With all of the pain that we feel from losing the ones that we love, I guess sometimes, closure doesn’t happen right away but instead takes many years to arrive. Once you’ve stopped searching for that peace it comes to you when you least expect it. For me there was one moment in particular where I’d been sitting on the train looking out the window and all of a sudden, I felt my mouth hugging my face. I could feel that feeling again. It finally hit me that I was happy. As the quickness of the train made the trees look like jagged, blurred streaks, suddenly everything seemed clear. I realized that I’d be okay. That sudden feeling of being completely grateful for the goodbyes that carried me to this very moment, turned into a space filled with love that my heart couldn’t wait to release.
When you talk about love and losing people, you know that, when you love someone you see the best version of yourself through them. You see that you’re becoming this beautiful, strong, courageous person. The loss of a mother is a loss like no other. It’s a loss that when you reflect, will forever remind you of that shaken feeling that once overtook you. The manifestation of love and pure nurturing care that a mother leaves is unexplainable. So cherish your time with your mother. Love her endlessly and kiss her cheeks until they’re flushed with redness. Let her know how much love and appreciation you have for her. Our mothers are beautiful gems that have been placed into our lives as blessings. I pray that your mothers are filled with happiness, noor, and lots of love. May you continue to keep them happy until you one day depart from them. May Allah bless them and May He forgive them for their faults. With that, I pray that this post is brought to you in the best of faith and hopefully inspires you to love a little more.

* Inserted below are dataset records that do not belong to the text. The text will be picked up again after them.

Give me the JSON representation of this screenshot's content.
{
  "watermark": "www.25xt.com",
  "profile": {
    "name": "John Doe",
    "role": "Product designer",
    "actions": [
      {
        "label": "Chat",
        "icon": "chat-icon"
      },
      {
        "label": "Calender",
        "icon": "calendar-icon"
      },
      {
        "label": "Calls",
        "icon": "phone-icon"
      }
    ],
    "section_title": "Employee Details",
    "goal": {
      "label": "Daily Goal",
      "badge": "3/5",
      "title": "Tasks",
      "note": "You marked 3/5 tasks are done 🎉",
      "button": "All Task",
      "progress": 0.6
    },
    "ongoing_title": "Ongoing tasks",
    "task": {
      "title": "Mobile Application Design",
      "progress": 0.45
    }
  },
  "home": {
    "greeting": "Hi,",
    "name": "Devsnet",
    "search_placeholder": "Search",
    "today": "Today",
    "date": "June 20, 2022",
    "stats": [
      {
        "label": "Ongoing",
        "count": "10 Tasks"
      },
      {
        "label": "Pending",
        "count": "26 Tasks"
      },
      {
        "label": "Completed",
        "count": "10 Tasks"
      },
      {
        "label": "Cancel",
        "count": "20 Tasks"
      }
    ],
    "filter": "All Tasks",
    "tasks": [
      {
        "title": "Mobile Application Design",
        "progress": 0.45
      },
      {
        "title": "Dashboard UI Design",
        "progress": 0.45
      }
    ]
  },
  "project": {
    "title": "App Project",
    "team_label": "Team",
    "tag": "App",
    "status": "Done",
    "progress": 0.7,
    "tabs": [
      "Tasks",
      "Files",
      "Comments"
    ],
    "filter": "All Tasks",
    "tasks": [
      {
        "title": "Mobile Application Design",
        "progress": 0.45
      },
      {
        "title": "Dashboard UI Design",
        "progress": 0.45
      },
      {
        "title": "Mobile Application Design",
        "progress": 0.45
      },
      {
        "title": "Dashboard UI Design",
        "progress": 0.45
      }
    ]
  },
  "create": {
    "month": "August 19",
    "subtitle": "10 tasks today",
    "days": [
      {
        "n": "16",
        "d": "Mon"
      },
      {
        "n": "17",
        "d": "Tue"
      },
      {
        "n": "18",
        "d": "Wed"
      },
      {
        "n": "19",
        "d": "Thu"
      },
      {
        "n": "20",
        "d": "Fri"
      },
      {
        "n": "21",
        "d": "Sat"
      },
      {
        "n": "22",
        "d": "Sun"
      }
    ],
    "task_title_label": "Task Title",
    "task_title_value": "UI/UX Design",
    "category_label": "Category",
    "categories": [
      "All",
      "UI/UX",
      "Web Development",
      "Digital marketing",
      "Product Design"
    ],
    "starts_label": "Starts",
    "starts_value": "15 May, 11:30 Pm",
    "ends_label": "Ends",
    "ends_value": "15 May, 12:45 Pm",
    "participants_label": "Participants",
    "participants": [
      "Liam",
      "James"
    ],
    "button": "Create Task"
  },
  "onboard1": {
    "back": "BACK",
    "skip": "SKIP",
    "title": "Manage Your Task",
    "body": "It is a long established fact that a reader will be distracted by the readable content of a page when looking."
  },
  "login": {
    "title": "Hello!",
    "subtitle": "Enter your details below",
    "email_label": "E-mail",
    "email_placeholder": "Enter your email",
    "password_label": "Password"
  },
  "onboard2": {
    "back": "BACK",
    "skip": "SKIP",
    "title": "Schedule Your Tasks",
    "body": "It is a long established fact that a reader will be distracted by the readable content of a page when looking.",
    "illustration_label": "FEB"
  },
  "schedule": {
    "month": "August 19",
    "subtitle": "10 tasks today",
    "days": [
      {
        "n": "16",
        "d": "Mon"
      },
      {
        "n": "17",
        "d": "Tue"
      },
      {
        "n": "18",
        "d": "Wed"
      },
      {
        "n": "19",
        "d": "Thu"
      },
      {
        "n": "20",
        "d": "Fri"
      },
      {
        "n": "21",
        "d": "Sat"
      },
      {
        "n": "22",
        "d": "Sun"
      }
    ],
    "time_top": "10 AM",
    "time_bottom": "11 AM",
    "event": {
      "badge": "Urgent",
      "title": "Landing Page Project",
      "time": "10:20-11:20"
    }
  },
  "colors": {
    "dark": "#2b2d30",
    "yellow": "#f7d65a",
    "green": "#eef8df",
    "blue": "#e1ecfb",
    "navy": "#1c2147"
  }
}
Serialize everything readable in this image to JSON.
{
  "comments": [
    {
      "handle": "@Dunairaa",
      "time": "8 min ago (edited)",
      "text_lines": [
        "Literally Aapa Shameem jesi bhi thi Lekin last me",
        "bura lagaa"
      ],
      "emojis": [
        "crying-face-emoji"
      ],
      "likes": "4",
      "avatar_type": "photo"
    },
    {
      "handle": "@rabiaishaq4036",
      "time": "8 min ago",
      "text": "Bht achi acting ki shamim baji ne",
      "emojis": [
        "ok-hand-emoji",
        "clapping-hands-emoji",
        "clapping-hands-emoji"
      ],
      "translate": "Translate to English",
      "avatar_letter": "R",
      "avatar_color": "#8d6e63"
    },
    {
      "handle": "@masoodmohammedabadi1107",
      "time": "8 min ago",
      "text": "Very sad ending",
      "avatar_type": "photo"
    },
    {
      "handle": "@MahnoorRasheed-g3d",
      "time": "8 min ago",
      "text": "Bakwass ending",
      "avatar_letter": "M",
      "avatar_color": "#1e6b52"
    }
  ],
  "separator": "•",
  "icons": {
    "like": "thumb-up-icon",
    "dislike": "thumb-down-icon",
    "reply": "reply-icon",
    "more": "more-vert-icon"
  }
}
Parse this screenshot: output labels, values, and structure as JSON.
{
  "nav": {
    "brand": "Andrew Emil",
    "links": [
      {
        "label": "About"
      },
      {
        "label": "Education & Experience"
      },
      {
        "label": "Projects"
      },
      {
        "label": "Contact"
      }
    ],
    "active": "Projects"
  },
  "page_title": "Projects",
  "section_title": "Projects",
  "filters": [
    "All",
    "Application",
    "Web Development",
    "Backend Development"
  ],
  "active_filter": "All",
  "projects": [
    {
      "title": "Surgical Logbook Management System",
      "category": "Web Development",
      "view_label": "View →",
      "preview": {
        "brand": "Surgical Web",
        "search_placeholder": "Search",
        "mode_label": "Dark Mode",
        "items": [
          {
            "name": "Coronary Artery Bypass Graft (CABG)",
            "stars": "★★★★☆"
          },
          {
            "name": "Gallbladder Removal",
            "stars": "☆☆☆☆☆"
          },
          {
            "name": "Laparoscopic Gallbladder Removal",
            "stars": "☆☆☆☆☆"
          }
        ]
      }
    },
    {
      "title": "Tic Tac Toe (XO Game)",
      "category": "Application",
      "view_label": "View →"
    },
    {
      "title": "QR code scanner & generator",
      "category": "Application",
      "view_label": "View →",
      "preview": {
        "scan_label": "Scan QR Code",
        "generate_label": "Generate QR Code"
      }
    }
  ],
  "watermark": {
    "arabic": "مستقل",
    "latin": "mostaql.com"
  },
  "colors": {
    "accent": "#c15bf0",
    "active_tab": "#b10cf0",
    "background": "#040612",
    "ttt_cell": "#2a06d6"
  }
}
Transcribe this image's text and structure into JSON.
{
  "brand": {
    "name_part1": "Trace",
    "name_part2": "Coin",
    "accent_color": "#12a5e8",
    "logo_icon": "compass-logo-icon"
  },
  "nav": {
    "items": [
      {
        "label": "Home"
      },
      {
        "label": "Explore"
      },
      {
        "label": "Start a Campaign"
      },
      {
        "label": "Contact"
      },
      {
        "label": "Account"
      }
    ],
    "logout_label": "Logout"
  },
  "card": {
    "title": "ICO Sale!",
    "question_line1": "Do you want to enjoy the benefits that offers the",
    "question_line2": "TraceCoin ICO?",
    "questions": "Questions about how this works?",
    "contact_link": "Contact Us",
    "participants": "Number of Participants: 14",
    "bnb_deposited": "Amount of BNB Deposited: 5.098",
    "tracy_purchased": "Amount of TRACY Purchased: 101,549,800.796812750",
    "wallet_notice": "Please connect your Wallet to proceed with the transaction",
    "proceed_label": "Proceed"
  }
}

photo above: Mama (Allah Yerhamha) a couple hours after giving birth to me.